When I first wrote The Starship and the Citadel I didn’t start out calling it a series. It was a standalone story with a beginning, middle, and end. The main threads are wrapped up by the conclusion of the book, although there are a few deliberately unanswered questions (who is The Other)? But as I finished the epilog there were already stories I wanted to tell. Stenn’s ancestor, Jonan, had changed the world and brought to life legends from a long-ago war. What was his journey from starship engineer to dark warlock? How did Rowena ad Aulem become the general who opposed him? As Perrhen says, in his usual inscrutable way:

“It can be akin to a great rockfall that blocks a river. The rock did not ask to fall there, but still the river goes a different direction. One valley dries up, a new valley begins to form. All that live nearby, on either path, must adjust. The rock is mitthragentor, those who live nearby are mitthragorn. Jonan is mitthragentor.”

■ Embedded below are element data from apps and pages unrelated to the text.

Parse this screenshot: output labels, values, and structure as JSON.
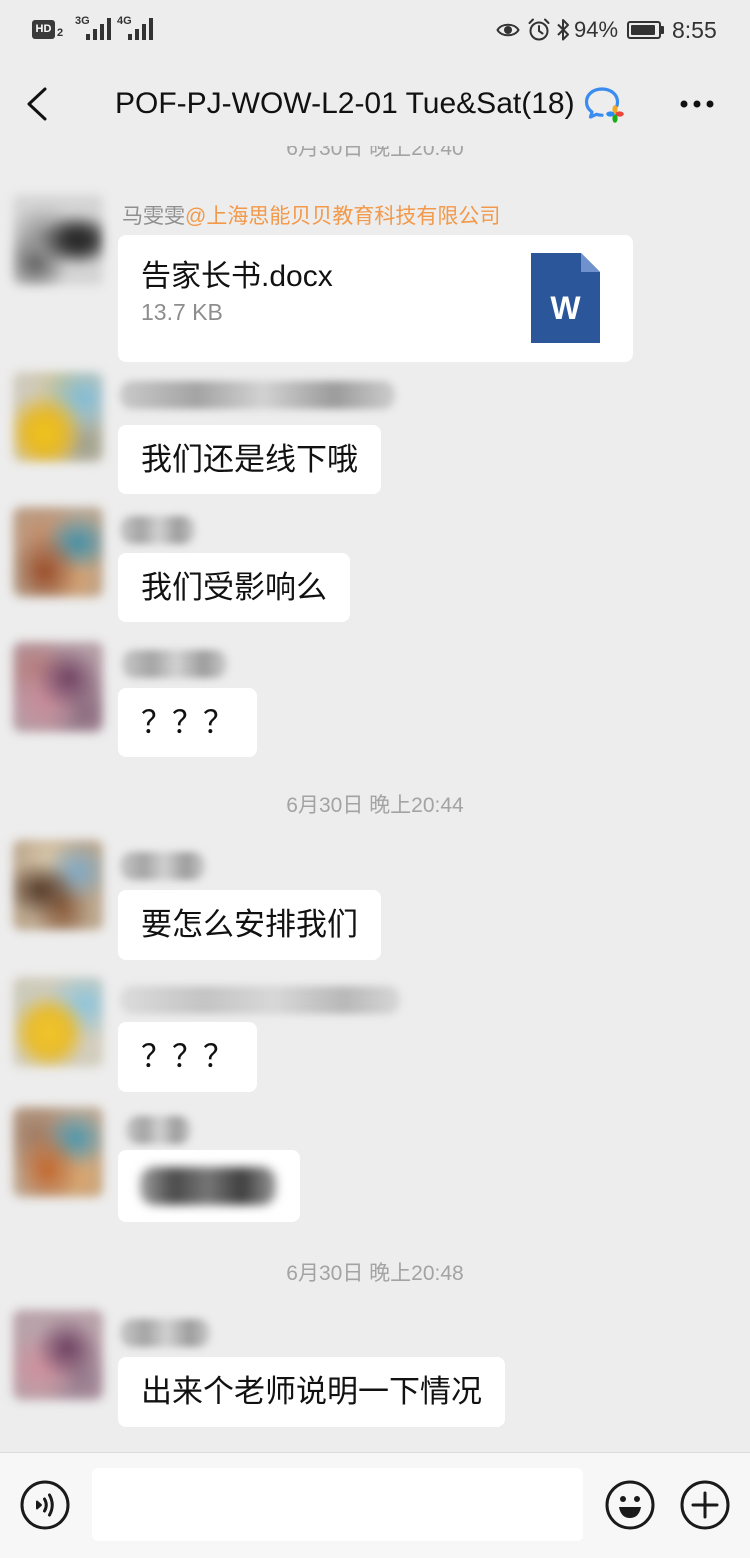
{
  "status_bar": {
    "hd_label": "HD",
    "hd_sub": "2",
    "sim1_network": "3G",
    "sim2_network": "4G",
    "eye_icon": "eye-icon",
    "alarm_icon": "alarm-icon",
    "bluetooth_icon": "bluetooth-icon",
    "battery_text": "94%",
    "battery_level": 0.94,
    "time": "8:55"
  },
  "header": {
    "back_icon": "chevron-left-icon",
    "title": "POF-PJ-WOW-L2-01 Tue&Sat(18)",
    "badge_icon": "enterprise-chat-icon",
    "more_icon": "more-dots-icon"
  },
  "chat": {
    "timestamps": [
      "6月30日 晚上20:40",
      "6月30日 晚上20:44",
      "6月30日 晚上20:48"
    ],
    "messages": [
      {
        "sender_name": "马雯雯",
        "sender_org": "@上海思能贝贝教育科技有限公司",
        "file_name": "告家长书.docx",
        "file_size": "13.7 KB",
        "file_icon": "word-document-icon",
        "file_icon_letter": "W"
      },
      {
        "text": "我们还是线下哦"
      },
      {
        "text": "我们受影响么"
      },
      {
        "text": "？？？"
      },
      {
        "text": "要怎么安排我们"
      },
      {
        "text": "？？？"
      },
      {},
      {
        "text": "出来个老师说明一下情况"
      }
    ]
  },
  "input_bar": {
    "voice_icon": "voice-input-icon",
    "input_value": "",
    "emoji_icon": "emoji-icon",
    "plus_icon": "plus-icon"
  },
  "colors": {
    "background": "#ededed",
    "bubble": "#ffffff",
    "sender_org": "#f2994a",
    "word_blue": "#2b579a",
    "badge_blue": "#3b8cf0"
  }
}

Imagine if the Lord of the Rings had been laid out as a pile of 3×5 cards: characters, plot lines, events, and turning points. Now imagine shuffling those cards and dealing them out on a table. What is the likelihood of them making sense? This is the challenge of creating a narrative board game. The designer wants to avoid “railroading” the players, but also wants to tell a story that the players experience as though they were characters in that story.

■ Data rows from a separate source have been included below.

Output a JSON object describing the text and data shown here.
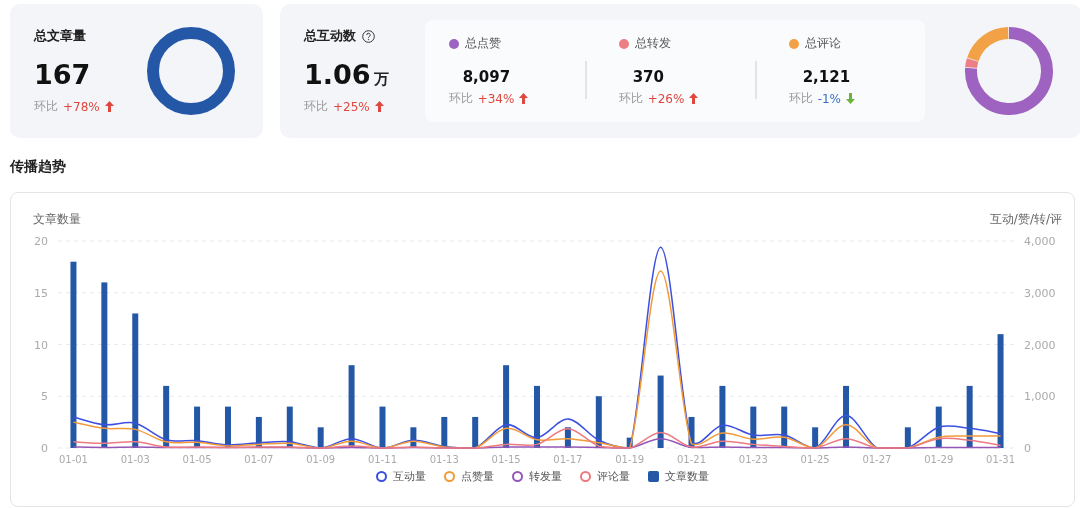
{
  "summary_cards": [
    {
      "title": "总文章量",
      "value": "167",
      "help": false,
      "change_label": "环比",
      "change": "+78%",
      "up": true,
      "color": "#2557a7"
    },
    {
      "title": "总互动数",
      "value": "1.06",
      "unit_suffix": "万",
      "help": true,
      "change_label": "环比",
      "change": "+25%",
      "up": true,
      "breakdown": [
        {
          "label": "总点赞",
          "color": "#9e62c0",
          "value": "8,097",
          "change_label": "环比",
          "change": "+34%",
          "up": true
        },
        {
          "label": "总转发",
          "color": "#ec7f86",
          "value": "370",
          "change_label": "环比",
          "change": "+26%",
          "up": true
        },
        {
          "label": "总评论",
          "color": "#f2a146",
          "value": "2,121",
          "change_label": "环比",
          "change": "-1%",
          "up": false
        }
      ]
    }
  ],
  "section_title": "传播趋势",
  "trend_chart": {
    "articles": {
      "chart_data": {
        "type": "bar",
        "ylabel": "文章数量",
        "grid": true,
        "categories": [
          null,
          null,
          null,
          null,
          null,
          null,
          null,
          null,
          null,
          null,
          null,
          null,
          null,
          null,
          null,
          null,
          null,
          null,
          null,
          null,
          null,
          null,
          null,
          null,
          null,
          null,
          null,
          null,
          null,
          null,
          null
        ],
        "ylim": [
          0,
          20
        ],
        "yticks": [
          0,
          5,
          10,
          15,
          20
        ],
        "series": [
          {
            "name": "文章数量",
            "color": "#2557a7",
            "values": [
              18,
              16,
              13,
              6,
              4,
              4,
              3,
              4,
              2,
              8,
              4,
              2,
              3,
              3,
              8,
              6,
              2,
              5,
              1,
              7,
              3,
              6,
              4,
              4,
              2,
              6,
              0,
              2,
              4,
              6,
              11
            ]
          }
        ]
      }
    },
    "interactions": {
      "chart_data": {
        "type": "line",
        "ylabel": "互动/赞/转/评",
        "categories": [
          "01-01",
          null,
          "01-03",
          null,
          "01-05",
          null,
          "01-07",
          null,
          "01-09",
          null,
          "01-11",
          null,
          "01-13",
          null,
          "01-15",
          null,
          "01-17",
          null,
          "01-19",
          null,
          "01-21",
          null,
          "01-23",
          null,
          "01-25",
          null,
          "01-27",
          null,
          "01-29",
          null,
          "01-31"
        ],
        "ylim": [
          0,
          4000
        ],
        "yticks": [
          {
            "value": 0,
            "label": "0"
          },
          {
            "value": 1000,
            "label": "1,000"
          },
          {
            "value": 2000,
            "label": "2,000"
          },
          {
            "value": 3000,
            "label": "3,000"
          },
          {
            "value": 4000,
            "label": "4,000"
          }
        ],
        "series": [
          {
            "name": "互动量",
            "color": "#3b4fe0",
            "values": [
              600,
              450,
              480,
              160,
              140,
              60,
              100,
              120,
              0,
              180,
              0,
              150,
              30,
              0,
              450,
              200,
              560,
              150,
              0,
              3880,
              100,
              440,
              250,
              250,
              0,
              630,
              0,
              0,
              400,
              380,
              280
            ]
          },
          {
            "name": "点赞量",
            "color": "#f29a38",
            "values": [
              500,
              380,
              360,
              120,
              110,
              40,
              70,
              90,
              0,
              130,
              0,
              130,
              20,
              0,
              380,
              160,
              180,
              100,
              0,
              3420,
              80,
              290,
              170,
              210,
              0,
              450,
              0,
              0,
              210,
              230,
              230
            ]
          },
          {
            "name": "转发量",
            "color": "#9457b5",
            "values": [
              20,
              10,
              20,
              10,
              10,
              10,
              10,
              10,
              0,
              10,
              0,
              10,
              0,
              0,
              20,
              20,
              20,
              10,
              0,
              180,
              10,
              20,
              10,
              10,
              0,
              20,
              0,
              0,
              10,
              10,
              10
            ]
          },
          {
            "name": "评论量",
            "color": "#ec7a80",
            "values": [
              120,
              90,
              120,
              20,
              20,
              10,
              20,
              20,
              0,
              40,
              0,
              20,
              0,
              0,
              70,
              70,
              370,
              40,
              0,
              300,
              20,
              130,
              70,
              30,
              0,
              180,
              0,
              0,
              180,
              150,
              50
            ]
          }
        ]
      }
    }
  }
}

There is a drawer, every house has one,
where the old keys gather.
They huddle in their camps,
telling of the lost door, valise, or drawer
that they can open, if only they can find it again.
Some are seconds, or thirds, copies of copies,
but still they remember in their teeth
that there is a lock for them out there.

The Year that GenCon Went Virtual

There is a magical world where elves, androids, Jedi Knights, and superheroes hang around together and where fantasy and science fiction stories play out all day long. Normally, that world is in Indianapolis around the start of August each year, and it’s called GenCon, the largest board game convention in the US. Around 60,000 people attend each year.